The purpose of the retirement income system should be to enable Australians to maintain in retirement the living standards they achieve during their working lives.
While our system largely achieves that goal for low and high-income earners, middle-income Australia is poorly served.
High effective tax rates on superannuation are a critical factor contributing to a retirement savings deficit for middle-income Australians, increasing their reliance on the age pension.
Moreover, the current system imposes unacceptably high transactions costs and risk on middle-income Australians.
Unfortunately, proposed changes to superannuation from both the Government and the Opposition worsen, rather than fix the system’s myriad weaknesses.
Superannuation reforms should be judged by the effect that they have on helping each individual to accumulate sufficient funds to maintain their living standards in retirement.
The Government should:
- ensure that the Objective of the superannuation system is to allow people to maintain their living standards in retirement;

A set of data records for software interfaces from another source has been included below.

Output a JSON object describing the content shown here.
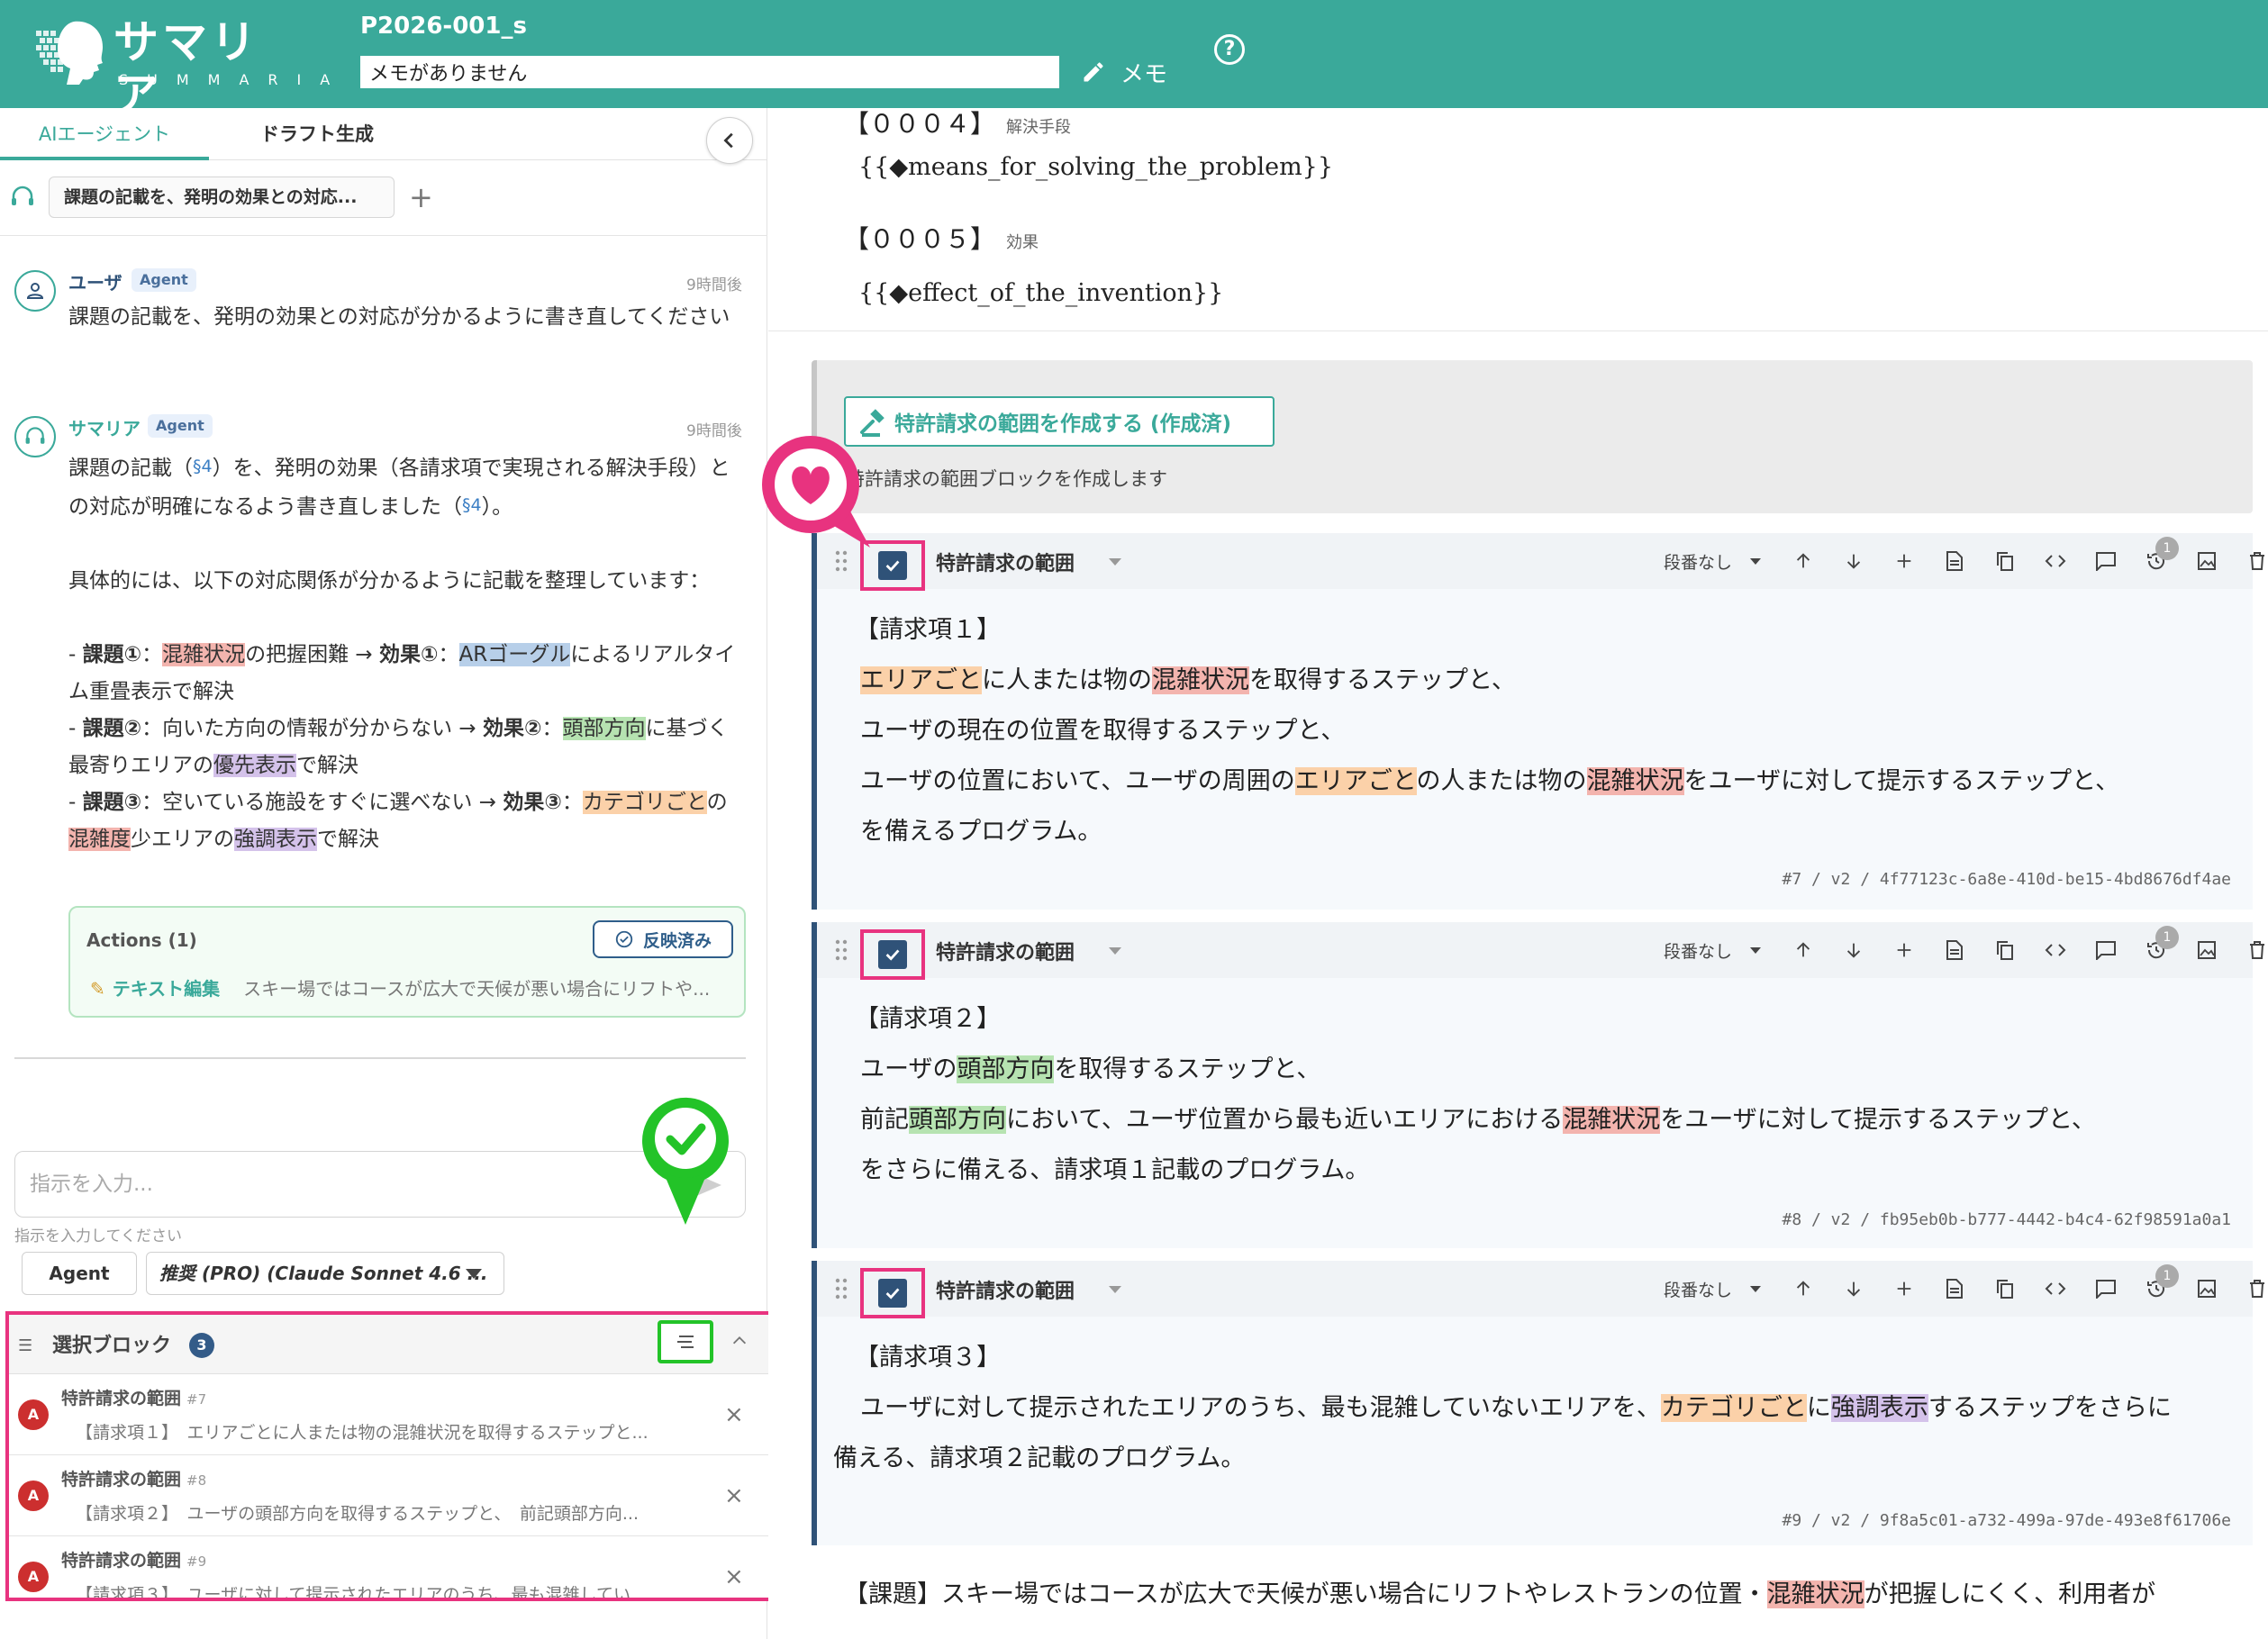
{
  "header": {
    "logo_ja": "サマリア",
    "logo_en": "SUMMARIA",
    "doc_title": "P2026-001_s",
    "memo_value": "メモがありません",
    "memo_label": "メモ",
    "help_label": "?"
  },
  "left": {
    "tabs": [
      {
        "label": "AIエージェント"
      },
      {
        "label": "ドラフト生成"
      }
    ],
    "thread_chip": "課題の記載を、発明の効果との対応...",
    "thread_add": "+",
    "messages": [
      {
        "name": "ユーザ",
        "badge": "Agent",
        "time": "9時間後",
        "text": "課題の記載を、発明の効果との対応が分かるように書き直してください"
      },
      {
        "name": "サマリア",
        "badge": "Agent",
        "time": "9時間後",
        "p1a": "課題の記載（",
        "p1ref1": "§4",
        "p1b": "）を、発明の効果（各請求項で実現される解決手段）との対応が明確になるよう書き直しました（",
        "p1ref2": "§4",
        "p1c": "）。",
        "p2": "具体的には、以下の対応関係が分かるように記載を整理しています：",
        "b1": {
          "dash": "- ",
          "k1": "課題①",
          "t1": "：",
          "h1": "混雑状況",
          "t2": "の把握困難 → ",
          "k2": "効果①",
          "t3": "：",
          "h2": "ARゴーグル",
          "t4": "によるリアルタイム重畳表示で解決"
        },
        "b2": {
          "dash": "- ",
          "k1": "課題②",
          "t1": "：向いた方向の情報が分からない → ",
          "k2": "効果②",
          "t2": "：",
          "h1": "頭部方向",
          "t3": "に基づく最寄りエリアの",
          "h2": "優先表示",
          "t4": "で解決"
        },
        "b3": {
          "dash": "- ",
          "k1": "課題③",
          "t1": "：空いている施設をすぐに選べない → ",
          "k2": "効果③",
          "t2": "：",
          "h1": "カテゴリごと",
          "t3": "の",
          "h2": "混雑度",
          "t4": "少エリアの",
          "h3": "強調表示",
          "t5": "で解決"
        }
      }
    ],
    "actions": {
      "title": "Actions (1)",
      "applied_label": "反映済み",
      "item_label": "テキスト編集",
      "item_desc": "スキー場ではコースが広大で天候が悪い場合にリフトや..."
    },
    "prompt": {
      "placeholder": "指示を入力...",
      "hint": "指示を入力してください",
      "mode": "Agent",
      "model": "推奨 (PRO) (Claude Sonnet 4.6 ..."
    },
    "selected": {
      "title": "選択ブロック",
      "count": "3",
      "items": [
        {
          "avatar": "A",
          "title": "特許請求の範囲",
          "num": "#7",
          "desc": "【請求項１】　エリアごとに人または物の混雑状況を取得するステップと..."
        },
        {
          "avatar": "A",
          "title": "特許請求の範囲",
          "num": "#8",
          "desc": "【請求項２】　ユーザの頭部方向を取得するステップと、　前記頭部方向..."
        },
        {
          "avatar": "A",
          "title": "特許請求の範囲",
          "num": "#9",
          "desc": "【請求項３】　ユーザに対して提示されたエリアのうち、最も混雑してい..."
        }
      ]
    }
  },
  "right": {
    "p4_head": "【０００４】",
    "p4_small": "解決手段",
    "p4_text": "{{◆means_for_solving_the_problem}}",
    "p5_head": "【０００５】",
    "p5_small": "効果",
    "p5_text": "{{◆effect_of_the_invention}}",
    "claim_gen": {
      "button": "特許請求の範囲を作成する (作成済)",
      "desc": "特許請求の範囲ブロックを作成します"
    },
    "block_title": "特許請求の範囲",
    "numbering": "段番なし",
    "history_count": "1",
    "claims": [
      {
        "head": "【請求項１】",
        "l1": {
          "h1": "エリアごと",
          "t1": "に人または物の",
          "h2": "混雑状況",
          "t2": "を取得するステップと、"
        },
        "l2": "ユーザの現在の位置を取得するステップと、",
        "l3": {
          "t1": "ユーザの位置において、ユーザの周囲の",
          "h1": "エリアごと",
          "t2": "の人または物の",
          "h2": "混雑状況",
          "t3": "をユーザに対して提示するステップと、"
        },
        "l4": "を備えるプログラム。",
        "meta": "#7 / v2 / 4f77123c-6a8e-410d-be15-4bd8676df4ae"
      },
      {
        "head": "【請求項２】",
        "l1": {
          "t1": "ユーザの",
          "h1": "頭部方向",
          "t2": "を取得するステップと、"
        },
        "l2": {
          "t1": "前記",
          "h1": "頭部方向",
          "t2": "において、ユーザ位置から最も近いエリアにおける",
          "h2": "混雑状況",
          "t3": "をユーザに対して提示するステップと、"
        },
        "l3": "をさらに備える、請求項１記載のプログラム。",
        "meta": "#8 / v2 / fb95eb0b-b777-4442-b4c4-62f98591a0a1"
      },
      {
        "head": "【請求項３】",
        "l1": {
          "t1": "ユーザに対して提示されたエリアのうち、最も混雑していないエリアを、",
          "h1": "カテゴリごと",
          "t2": "に",
          "h2": "強調表示",
          "t3": "するステップをさらに"
        },
        "l2": "備える、請求項２記載のプログラム。",
        "meta": "#9 / v2 / 9f8a5c01-a732-499a-97de-493e8f61706e"
      }
    ],
    "bottom": {
      "t1": "【課題】スキー場ではコースが広大で天候が悪い場合にリフトやレストランの位置・",
      "h1": "混雑状況",
      "t2": "が把握しにくく、利用者が"
    }
  }
}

- task the Productivity Commission to review the whole retirement income system, considering the interaction of the age pension, superannuation and the taxation of savings;
- phase in a return to an EET system over time, where taxes are levied on benefits in retirement, not contributions or earnings,

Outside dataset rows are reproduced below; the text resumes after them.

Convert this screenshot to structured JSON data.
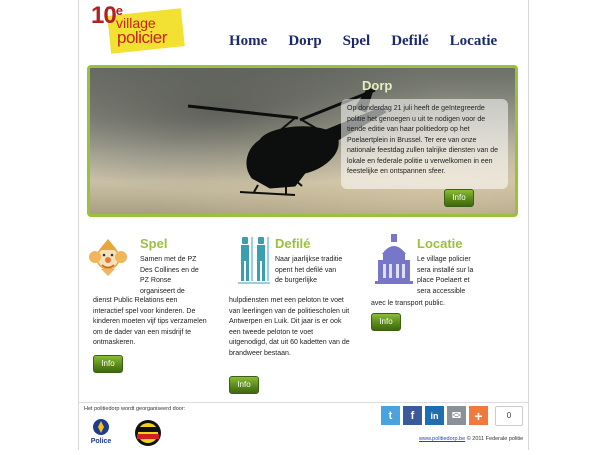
{
  "logo": {
    "number": "10",
    "sup": "e",
    "word1": "village",
    "word2": "policier"
  },
  "nav": [
    {
      "label": "Home"
    },
    {
      "label": "Dorp"
    },
    {
      "label": "Spel"
    },
    {
      "label": "Defilé"
    },
    {
      "label": "Locatie"
    }
  ],
  "hero": {
    "title": "Dorp",
    "text": "Op donderdag 21 juli heeft de geïntegreerde politie het genoegen u uit te nodigen voor de tiende editie van haar politiedorp op het Poelaertplein in Brussel. Ter ere van onze nationale feestdag zullen talrijke diensten van de lokale en federale politie u verwelkomen in een feestelijke en ontspannen sfeer.",
    "button": "Info"
  },
  "columns": [
    {
      "title": "Spel",
      "text_top": "Samen met de PZ Des Collines en de PZ Ronse organiseert de",
      "text_bottom": "dienst Public Relations een interactief spel voor kinderen. De kinderen moeten vijf tips verzamelen om de dader van een misdrijf te ontmaskeren.",
      "button": "Info",
      "icon": "clown-icon"
    },
    {
      "title": "Defilé",
      "text_top": "Naar jaarlijkse traditie opent het defilé van de burgerlijke",
      "text_bottom": "hulpdiensten met een peloton te voet van leerlingen van de politiescholen uit Antwerpen en Luik. Dit jaar is er ook een tweede peloton te voet uitgenodigd, dat uit 60 kadetten van de brandweer bestaan.",
      "button": "Info",
      "icon": "guards-icon"
    },
    {
      "title": "Locatie",
      "text_top": "Le village policier sera installé sur la place Poelaert et sera accessible",
      "text_bottom": "avec le transport public.",
      "button": "Info",
      "icon": "building-icon"
    }
  ],
  "footer": {
    "organized_by": "Het politiedorp wordt georganiseerd door:",
    "police_label": "Police",
    "share": [
      {
        "name": "twitter",
        "glyph": "t",
        "color": "#4aa3df"
      },
      {
        "name": "facebook",
        "glyph": "f",
        "color": "#3b5a9a"
      },
      {
        "name": "linkedin",
        "glyph": "in",
        "color": "#1d6fb1"
      },
      {
        "name": "email",
        "glyph": "✉",
        "color": "#8a9198"
      },
      {
        "name": "more",
        "glyph": "+",
        "color": "#f07a3d"
      }
    ],
    "share_count": "0",
    "site_link": "www.politiedorp.be",
    "copyright": "© 2011 Federale politie"
  },
  "colors": {
    "accent_green": "#9ac13d",
    "nav_blue": "#1c2a6b"
  }
}
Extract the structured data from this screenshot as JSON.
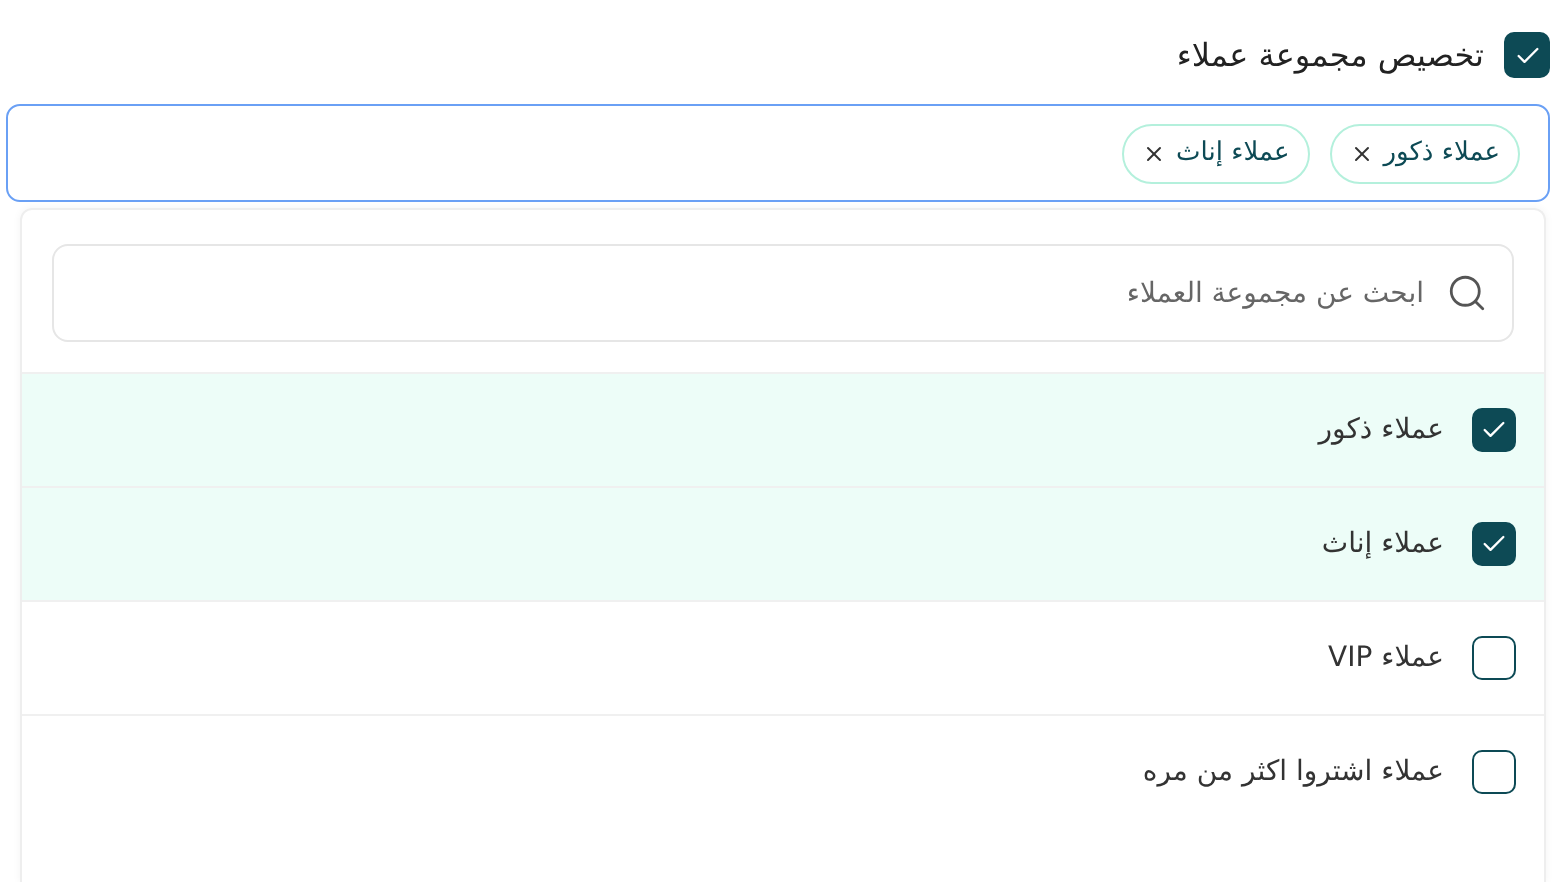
{
  "header": {
    "label": "تخصيص مجموعة عملاء",
    "checked": true
  },
  "chips": [
    {
      "label": "عملاء ذكور"
    },
    {
      "label": "عملاء إناث"
    }
  ],
  "search": {
    "placeholder": "ابحث عن مجموعة العملاء"
  },
  "options": [
    {
      "label": "عملاء ذكور",
      "checked": true
    },
    {
      "label": "عملاء إناث",
      "checked": true
    },
    {
      "label": "عملاء VIP",
      "checked": false
    },
    {
      "label": "عملاء اشتروا اكثر من مره",
      "checked": false
    }
  ]
}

- put out a tender for a low-fee default superannuation scheme and allow people to switch to it when they submit their tax return.
- facilitate the provision of defined benefit pensions to those who wish to purchase them.

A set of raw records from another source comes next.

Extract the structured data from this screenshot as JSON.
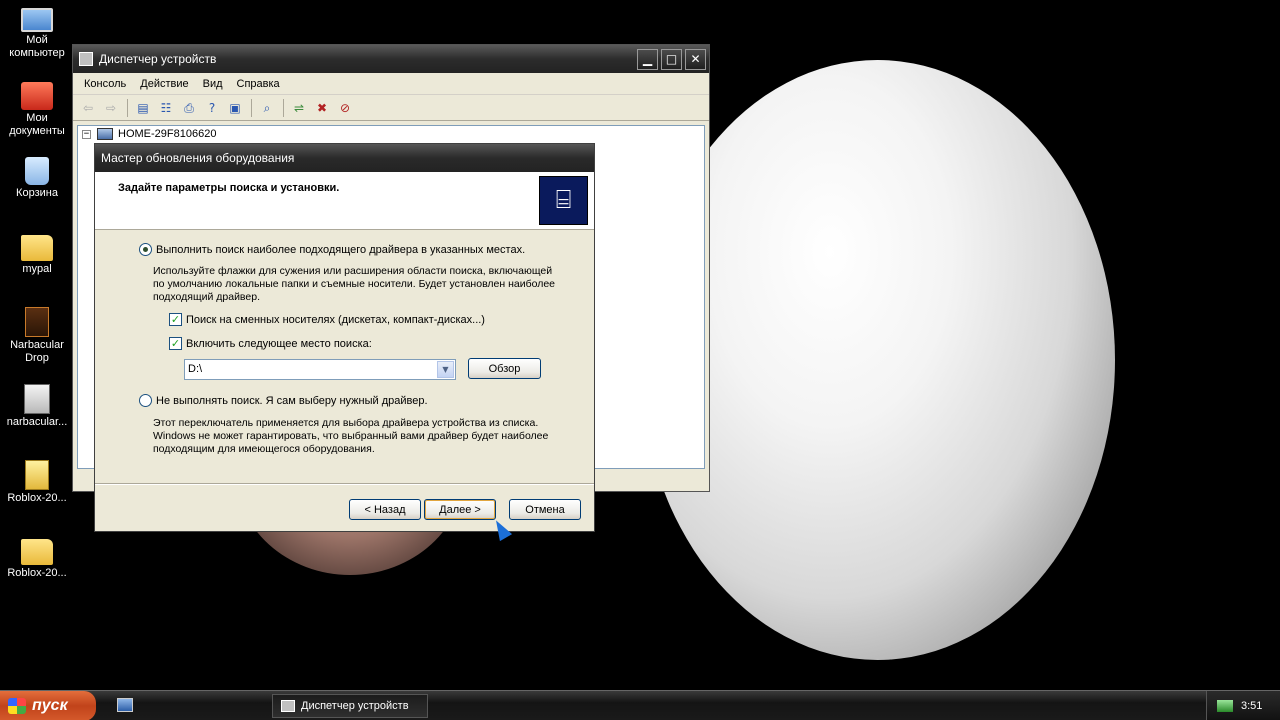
{
  "desktop": {
    "icons": [
      {
        "label_line1": "Мой",
        "label_line2": "компьютер",
        "icon": "my-computer-icon"
      },
      {
        "label_line1": "Мои",
        "label_line2": "документы",
        "icon": "my-documents-icon"
      },
      {
        "label_line1": "Корзина",
        "label_line2": "",
        "icon": "recycle-bin-icon"
      },
      {
        "label_line1": "mypal",
        "label_line2": "",
        "icon": "folder-icon"
      },
      {
        "label_line1": "Narbacular",
        "label_line2": "Drop",
        "icon": "narbacular-drop-icon"
      },
      {
        "label_line1": "narbacular...",
        "label_line2": "",
        "icon": "installer-icon"
      },
      {
        "label_line1": "Roblox-20...",
        "label_line2": "",
        "icon": "zip-folder-icon"
      },
      {
        "label_line1": "Roblox-20...",
        "label_line2": "",
        "icon": "folder-icon"
      }
    ]
  },
  "device_manager": {
    "title": "Диспетчер устройств",
    "menu": [
      "Консоль",
      "Действие",
      "Вид",
      "Справка"
    ],
    "tree_root": "HOME-29F8106620",
    "controls": {
      "minimize": "▁",
      "maximize": "□",
      "close": "✕"
    }
  },
  "wizard": {
    "title": "Мастер обновления оборудования",
    "header": "Задайте параметры поиска и установки.",
    "option1": {
      "label": "Выполнить поиск наиболее подходящего драйвера в указанных местах.",
      "selected": true,
      "description_lines": [
        "Используйте флажки для сужения или расширения области поиска, включающей",
        "по умолчанию локальные папки и съемные носители. Будет установлен наиболее",
        "подходящий драйвер."
      ]
    },
    "check_removable": {
      "label": "Поиск на сменных носителях (дискетах, компакт-дисках...)",
      "checked": true
    },
    "check_location": {
      "label": "Включить следующее место поиска:",
      "checked": true
    },
    "location_value": "D:\\",
    "browse_label": "Обзор",
    "option2": {
      "label": "Не выполнять поиск. Я сам выберу нужный драйвер.",
      "selected": false,
      "description_lines": [
        "Этот переключатель применяется для выбора драйвера устройства из списка.",
        "Windows не может гарантировать, что выбранный вами драйвер будет наиболее",
        "подходящим для имеющегося оборудования."
      ]
    },
    "buttons": {
      "back": "< Назад",
      "next": "Далее >",
      "cancel": "Отмена"
    }
  },
  "taskbar": {
    "start_label": "пуск",
    "task_label": "Диспетчер устройств",
    "clock": "3:51"
  }
}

If however the Government continues with its current policy approach, then it should allow income generated from assets outside superannuation to count as part of the $1.6 million asset base for tax-free retirement income and also allow the carry forward of unused concessional caps from 2007.